▸ YOUR OBJECTIVE
Nothing but the data, repeated exactly, belongs in the answer.

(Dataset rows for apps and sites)
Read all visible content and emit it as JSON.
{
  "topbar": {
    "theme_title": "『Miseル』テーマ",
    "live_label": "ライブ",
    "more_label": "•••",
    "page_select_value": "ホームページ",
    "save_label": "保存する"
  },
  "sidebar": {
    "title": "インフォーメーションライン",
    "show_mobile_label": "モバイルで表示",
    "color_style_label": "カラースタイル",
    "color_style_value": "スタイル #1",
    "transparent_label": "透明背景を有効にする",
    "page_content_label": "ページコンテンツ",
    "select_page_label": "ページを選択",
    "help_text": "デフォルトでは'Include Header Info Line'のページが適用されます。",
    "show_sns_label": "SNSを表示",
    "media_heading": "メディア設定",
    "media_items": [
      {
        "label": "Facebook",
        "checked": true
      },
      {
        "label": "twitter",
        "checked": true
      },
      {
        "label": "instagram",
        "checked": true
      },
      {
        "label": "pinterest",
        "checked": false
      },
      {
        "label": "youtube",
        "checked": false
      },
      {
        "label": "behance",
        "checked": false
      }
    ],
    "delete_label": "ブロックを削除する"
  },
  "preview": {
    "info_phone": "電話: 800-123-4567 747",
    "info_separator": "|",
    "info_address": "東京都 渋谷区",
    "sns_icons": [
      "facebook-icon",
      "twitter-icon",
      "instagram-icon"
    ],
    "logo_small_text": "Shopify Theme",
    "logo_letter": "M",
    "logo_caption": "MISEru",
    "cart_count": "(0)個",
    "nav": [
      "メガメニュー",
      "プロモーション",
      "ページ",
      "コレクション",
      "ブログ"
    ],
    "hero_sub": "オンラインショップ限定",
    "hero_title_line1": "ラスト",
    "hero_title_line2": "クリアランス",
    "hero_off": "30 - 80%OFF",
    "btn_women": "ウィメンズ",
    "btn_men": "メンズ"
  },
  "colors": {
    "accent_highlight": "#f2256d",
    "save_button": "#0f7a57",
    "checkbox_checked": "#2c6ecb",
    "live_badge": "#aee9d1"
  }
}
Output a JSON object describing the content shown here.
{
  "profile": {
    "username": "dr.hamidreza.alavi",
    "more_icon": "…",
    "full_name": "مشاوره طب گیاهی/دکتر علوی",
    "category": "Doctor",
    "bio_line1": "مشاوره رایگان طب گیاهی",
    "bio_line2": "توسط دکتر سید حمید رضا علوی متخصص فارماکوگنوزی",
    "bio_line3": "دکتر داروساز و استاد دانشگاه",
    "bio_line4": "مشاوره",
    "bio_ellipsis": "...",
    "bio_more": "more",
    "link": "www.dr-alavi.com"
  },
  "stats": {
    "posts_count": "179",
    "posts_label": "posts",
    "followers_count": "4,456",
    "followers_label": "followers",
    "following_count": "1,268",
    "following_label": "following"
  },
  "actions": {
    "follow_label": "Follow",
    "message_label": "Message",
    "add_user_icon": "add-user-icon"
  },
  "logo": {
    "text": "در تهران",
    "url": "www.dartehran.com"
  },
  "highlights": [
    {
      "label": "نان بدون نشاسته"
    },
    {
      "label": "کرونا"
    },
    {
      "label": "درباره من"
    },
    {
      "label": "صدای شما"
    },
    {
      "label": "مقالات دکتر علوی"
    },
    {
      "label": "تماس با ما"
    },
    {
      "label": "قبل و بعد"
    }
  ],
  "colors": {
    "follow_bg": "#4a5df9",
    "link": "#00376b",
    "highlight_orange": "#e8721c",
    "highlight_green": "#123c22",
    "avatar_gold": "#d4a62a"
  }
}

▸ TASK OUTPUT
Read all visible content and emit it as JSON.
{
  "topbar": {
    "theme_title": "『Miseル』テーマ",
    "live_label": "ライブ",
    "more_label": "•••",
    "page_select_value": "ホームページ",
    "save_label": "保存する"
  },
  "sidebar": {
    "title": "インフォーメーションライン",
    "show_mobile_label": "モバイルで表示",
    "color_style_label": "カラースタイル",
    "color_style_value": "スタイル #1",
    "transparent_label": "透明背景を有効にする",
    "page_content_label": "ページコンテンツ",
    "select_page_label": "ページを選択",
    "help_text": "デフォルトでは'Include Header Info Line'のページが適用されます。",
    "show_sns_label": "SNSを表示",
    "media_heading": "メディア設定",
    "media_items": [
      {
        "label": "Facebook",
        "checked": true
      },
      {
        "label": "twitter",
        "checked": true
      },
      {
        "label": "instagram",
        "checked": true
      },
      {
        "label": "pinterest",
        "checked": false
      },
      {
        "label": "youtube",
        "checked": false
      },
      {
        "label": "behance",
        "checked": false
      }
    ],
    "delete_label": "ブロックを削除する"
  },
  "preview": {
    "info_phone": "電話: 800-123-4567 747",
    "info_separator": "|",
    "info_address": "東京都 渋谷区",
    "sns_icons": [
      "facebook-icon",
      "twitter-icon",
      "instagram-icon"
    ],
    "logo_small_text": "Shopify Theme",
    "logo_letter": "M",
    "logo_caption": "MISEru",
    "cart_count": "(0)個",
    "nav": [
      "メガメニュー",
      "プロモーション",
      "ページ",
      "コレクション",
      "ブログ"
    ],
    "hero_sub": "オンラインショップ限定",
    "hero_title_line1": "ラスト",
    "hero_title_line2": "クリアランス",
    "hero_off": "30 - 80%OFF",
    "btn_women": "ウィメンズ",
    "btn_men": "メンズ"
  },
  "colors": {
    "accent_highlight": "#f2256d",
    "save_button": "#0f7a57",
    "checkbox_checked": "#2c6ecb",
    "live_badge": "#aee9d1"
  }
}
Output a JSON object describing the content shown here.
{
  "profile": {
    "username": "dr.hamidreza.alavi",
    "more_icon": "…",
    "full_name": "مشاوره طب گیاهی/دکتر علوی",
    "category": "Doctor",
    "bio_line1": "مشاوره رایگان طب گیاهی",
    "bio_line2": "توسط دکتر سید حمید رضا علوی متخصص فارماکوگنوزی",
    "bio_line3": "دکتر داروساز و استاد دانشگاه",
    "bio_line4": "مشاوره",
    "bio_ellipsis": "...",
    "bio_more": "more",
    "link": "www.dr-alavi.com"
  },
  "stats": {
    "posts_count": "179",
    "posts_label": "posts",
    "followers_count": "4,456",
    "followers_label": "followers",
    "following_count": "1,268",
    "following_label": "following"
  },
  "actions": {
    "follow_label": "Follow",
    "message_label": "Message",
    "add_user_icon": "add-user-icon"
  },
  "logo": {
    "text": "در تهران",
    "url": "www.dartehran.com"
  },
  "highlights": [
    {
      "label": "نان بدون نشاسته"
    },
    {
      "label": "کرونا"
    },
    {
      "label": "درباره من"
    },
    {
      "label": "صدای شما"
    },
    {
      "label": "مقالات دکتر علوی"
    },
    {
      "label": "تماس با ما"
    },
    {
      "label": "قبل و بعد"
    }
  ],
  "colors": {
    "follow_bg": "#4a5df9",
    "link": "#00376b",
    "highlight_orange": "#e8721c",
    "highlight_green": "#123c22",
    "avatar_gold": "#d4a62a"
  }
}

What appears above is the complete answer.